→ Data for the task
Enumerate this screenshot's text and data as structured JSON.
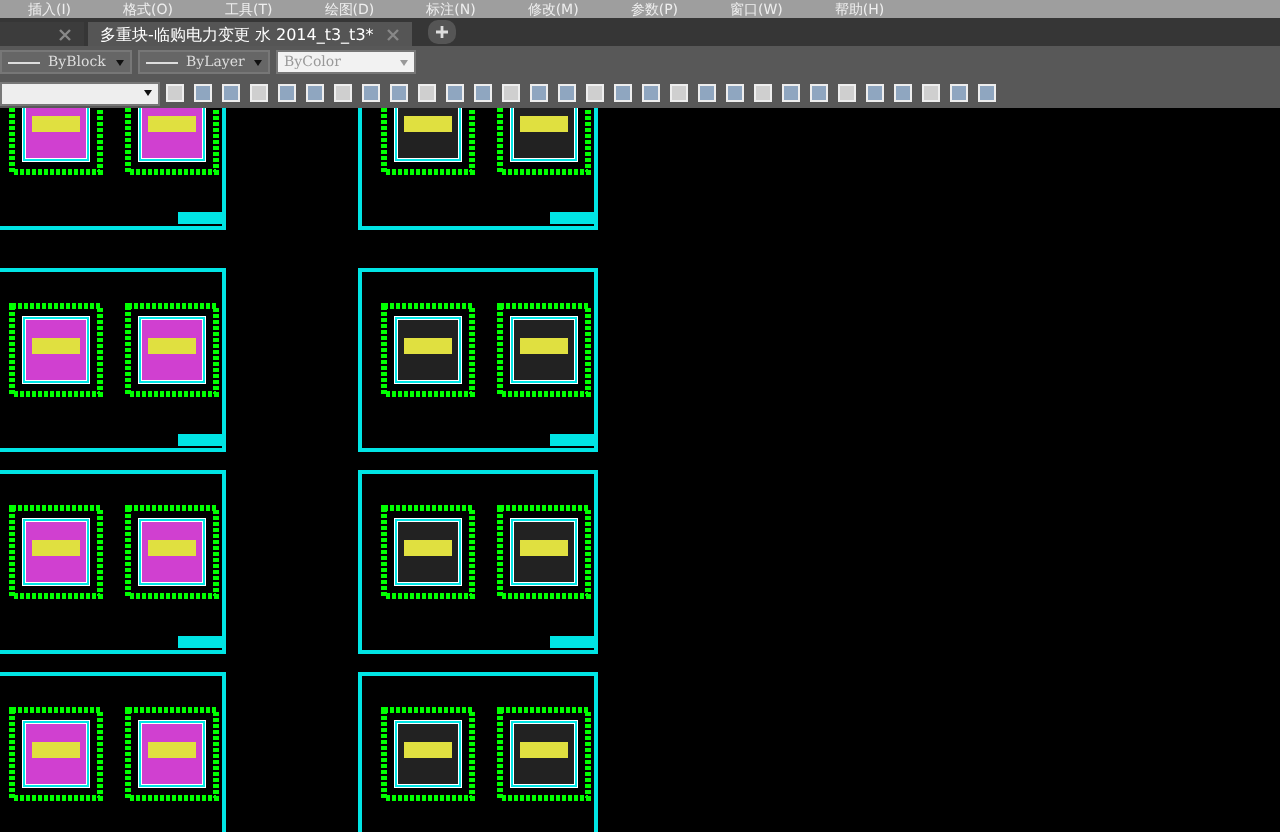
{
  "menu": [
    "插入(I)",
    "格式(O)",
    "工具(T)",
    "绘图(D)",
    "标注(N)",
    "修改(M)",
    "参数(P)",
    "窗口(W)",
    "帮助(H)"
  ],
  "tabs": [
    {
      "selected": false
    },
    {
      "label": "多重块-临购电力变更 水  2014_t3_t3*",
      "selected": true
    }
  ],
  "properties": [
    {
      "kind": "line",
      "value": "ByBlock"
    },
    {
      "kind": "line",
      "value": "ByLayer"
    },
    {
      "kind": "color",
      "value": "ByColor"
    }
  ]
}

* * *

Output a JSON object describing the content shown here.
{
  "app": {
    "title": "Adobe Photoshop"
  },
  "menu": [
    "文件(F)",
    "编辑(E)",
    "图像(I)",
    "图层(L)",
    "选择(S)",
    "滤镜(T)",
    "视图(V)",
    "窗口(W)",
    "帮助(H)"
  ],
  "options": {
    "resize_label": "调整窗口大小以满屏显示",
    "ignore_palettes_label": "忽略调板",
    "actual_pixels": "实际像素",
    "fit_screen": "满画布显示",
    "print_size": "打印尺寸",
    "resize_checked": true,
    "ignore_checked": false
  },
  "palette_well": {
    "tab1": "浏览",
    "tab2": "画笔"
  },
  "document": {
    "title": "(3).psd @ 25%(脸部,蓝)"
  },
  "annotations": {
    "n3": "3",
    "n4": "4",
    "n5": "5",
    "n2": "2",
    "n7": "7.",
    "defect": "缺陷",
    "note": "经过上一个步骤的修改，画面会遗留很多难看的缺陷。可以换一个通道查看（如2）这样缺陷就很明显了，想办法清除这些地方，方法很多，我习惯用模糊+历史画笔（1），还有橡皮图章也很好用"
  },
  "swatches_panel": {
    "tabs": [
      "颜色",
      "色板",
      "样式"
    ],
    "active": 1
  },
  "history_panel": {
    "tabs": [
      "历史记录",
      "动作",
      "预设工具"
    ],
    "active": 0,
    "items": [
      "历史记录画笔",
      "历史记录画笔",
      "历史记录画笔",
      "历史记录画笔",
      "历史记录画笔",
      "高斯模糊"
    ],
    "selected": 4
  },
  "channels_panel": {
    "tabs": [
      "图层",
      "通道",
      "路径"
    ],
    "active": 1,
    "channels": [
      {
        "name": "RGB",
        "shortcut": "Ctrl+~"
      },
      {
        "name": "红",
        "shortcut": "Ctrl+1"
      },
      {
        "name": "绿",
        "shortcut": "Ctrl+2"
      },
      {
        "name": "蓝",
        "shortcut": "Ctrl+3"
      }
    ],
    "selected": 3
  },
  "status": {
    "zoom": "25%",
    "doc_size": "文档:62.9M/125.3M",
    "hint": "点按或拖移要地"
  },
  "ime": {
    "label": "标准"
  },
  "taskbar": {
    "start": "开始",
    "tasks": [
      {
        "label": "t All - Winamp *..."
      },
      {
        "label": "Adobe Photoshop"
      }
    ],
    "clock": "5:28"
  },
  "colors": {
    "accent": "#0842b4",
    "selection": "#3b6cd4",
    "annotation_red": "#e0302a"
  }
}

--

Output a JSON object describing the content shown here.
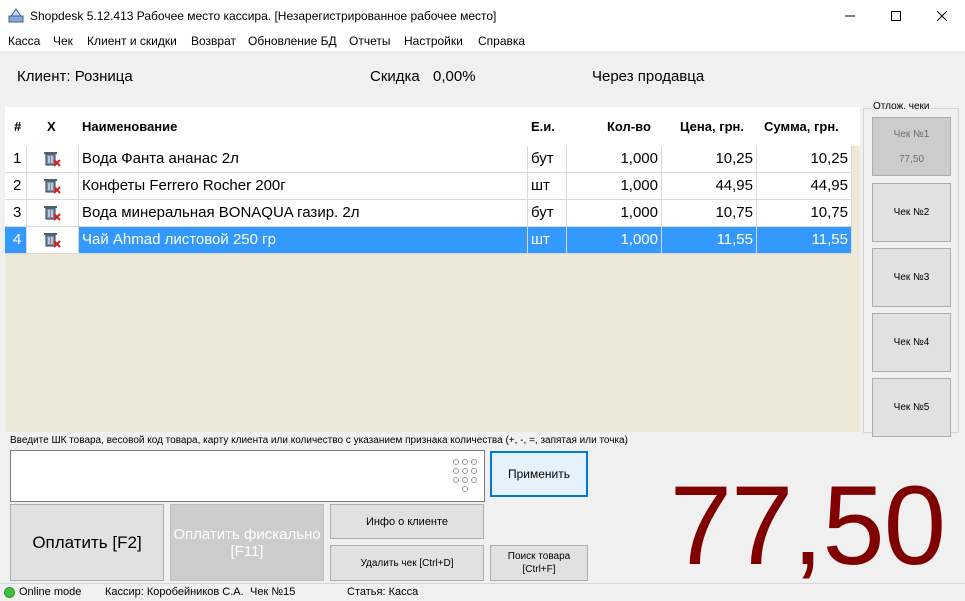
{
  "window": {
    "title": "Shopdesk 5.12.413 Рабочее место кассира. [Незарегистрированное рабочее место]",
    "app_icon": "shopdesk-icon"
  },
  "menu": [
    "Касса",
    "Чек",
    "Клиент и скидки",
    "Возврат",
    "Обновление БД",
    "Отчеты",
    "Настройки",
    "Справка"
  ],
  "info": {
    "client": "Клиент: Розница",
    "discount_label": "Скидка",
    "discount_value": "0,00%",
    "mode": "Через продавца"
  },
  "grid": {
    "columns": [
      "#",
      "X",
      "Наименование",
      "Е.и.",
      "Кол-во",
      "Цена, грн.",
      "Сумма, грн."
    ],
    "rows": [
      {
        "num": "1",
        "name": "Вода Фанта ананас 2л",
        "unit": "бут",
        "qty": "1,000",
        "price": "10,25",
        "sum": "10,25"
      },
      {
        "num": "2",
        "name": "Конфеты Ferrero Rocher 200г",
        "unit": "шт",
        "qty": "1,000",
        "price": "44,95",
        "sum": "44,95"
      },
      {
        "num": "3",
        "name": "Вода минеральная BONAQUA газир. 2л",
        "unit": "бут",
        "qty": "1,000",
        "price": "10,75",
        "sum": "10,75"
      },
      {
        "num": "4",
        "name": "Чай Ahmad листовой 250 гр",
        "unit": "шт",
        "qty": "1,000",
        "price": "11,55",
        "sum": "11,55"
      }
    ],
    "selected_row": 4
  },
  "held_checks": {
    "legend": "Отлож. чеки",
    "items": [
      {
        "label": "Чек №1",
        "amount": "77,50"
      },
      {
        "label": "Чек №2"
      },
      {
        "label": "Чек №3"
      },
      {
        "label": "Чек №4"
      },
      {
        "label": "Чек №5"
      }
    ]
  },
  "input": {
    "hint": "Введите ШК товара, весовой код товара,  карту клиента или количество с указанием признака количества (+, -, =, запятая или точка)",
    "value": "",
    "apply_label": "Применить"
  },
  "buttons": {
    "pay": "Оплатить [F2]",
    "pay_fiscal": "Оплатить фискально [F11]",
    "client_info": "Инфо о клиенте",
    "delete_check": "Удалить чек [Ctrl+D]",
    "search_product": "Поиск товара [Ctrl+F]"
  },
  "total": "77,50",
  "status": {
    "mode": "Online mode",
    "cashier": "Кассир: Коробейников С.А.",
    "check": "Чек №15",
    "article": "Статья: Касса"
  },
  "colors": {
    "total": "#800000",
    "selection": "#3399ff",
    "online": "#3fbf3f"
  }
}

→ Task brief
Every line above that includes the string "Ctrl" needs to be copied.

→ Output of the exercise
        "shortcut": "Ctrl+~"
        "shortcut": "Ctrl+1"
        "shortcut": "Ctrl+2"
        "shortcut": "Ctrl+3"
    "delete_check": "Удалить чек [Ctrl+D]",
    "search_product": "Поиск товара [Ctrl+F]"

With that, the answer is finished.